Behind the mask, be it the literal masks of Daft Punk or the figurative masks of any musician there are no secrets. There is only practise and hard work. It is however our duty as performers and as artists to try and create the illusion that there are still some secrets, and that there is some magic. That is the biggest lesson Daft Punk has ever taught me, and I’m glad they helped me spark something in a student. Maybe he’ll pass that some of that mystery along to another, or maybe he’ll figure it all out.
Daft Punk tribute plays Random Access Memories on May 30′th at the Drake Underground in Toronto and July 3′rd at the Highline Ballroom in New York City.
If you’ve ever encountered Andrew Kesler online, chances are it has been through his youtube channel. I was perplexed by this in the beginning. It didn’t fit the traditional profile of a professional musician or for anyone that talented to be producing boatloads of content only to be freely given away.
The longer I’ve known him, the more I’ve come to realize Andrew is just a naturally generous person. I bet he sees his channel as no different than jumping on the piano at a party to play a tune, except instead of bringing joy to the handful of people in the room, he’s bringing a smile to thousands across the world. That’s pretty cool.
What’s amazing now is that you can cue up Kesler’s channel back-to-front and watch him continuously get better. He’s picked up more instruments, camera techniques and a style all his own. I think he’s found a real voice artistically. Nowhere is that more obvious than this latest offering.
He’s joined here by Joanna Mohammed - (she deserves a post of her own) on a rather mature reading of Ed Sheeran’s “The A-Team”. Watch it, and for Google’s sake please subscribe. He’s only getting better.
Yet another cut from our Parkdale Concert Series. If you really dig it, you should come to our March Madness show at the Wreckroom this Friday.
Alex St. Kitts. This is a dangerous man. He perfectly stepped in to the group while retaining all that thump he’s known for. Watch out for him with his group, the Astrodroids.
In the run-up to our upcoming album, we in the Live Revolution wanted to turn the spotlight on the neighborhood that gave us the inspiration to record in the first place.
Despite remarkable urban development in Toronto, the Parkdale community has remained relatively untouched by gentrification. In large part this is due to the many independent businesses along the Queen Street strip.
Over the next few months we’ll be taking into these shops and showing you how we do it down here…
Enjoy our take on Sly’s “Take you Higher” performed in Amico’s Pizza.

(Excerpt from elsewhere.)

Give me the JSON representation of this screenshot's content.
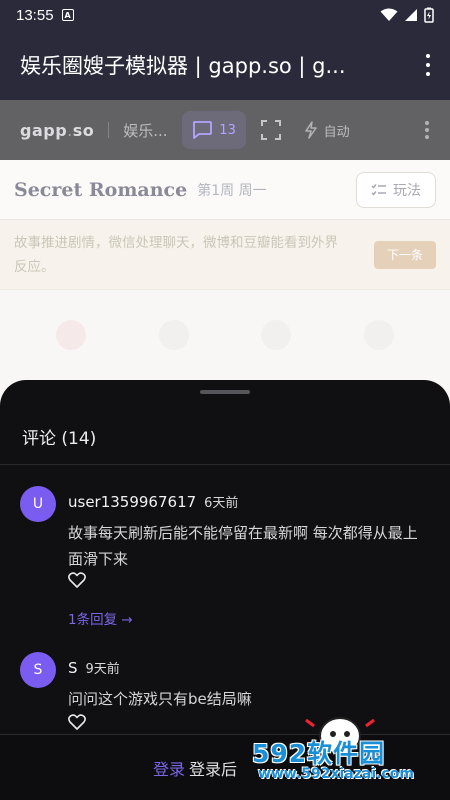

This came together really well and really quickly. I watched the string parts get copied over coffee. I watched Jeremy (owner of Canterbury) get great sounds in a matter of minutes. I watched Ron Lopata produce the session in about three sentences. It’s kind of cool to see what gets done when you are in the company of experts.
Ever since we had an impromptu recording session in college, I’ve been lucky to play keys for Cat Lewis. This dude is the real deal, and I’ve said it before.
Here is some video of him crushing it (and me backing him up) from the Humber stage.
My girl Heather just tearing it up here..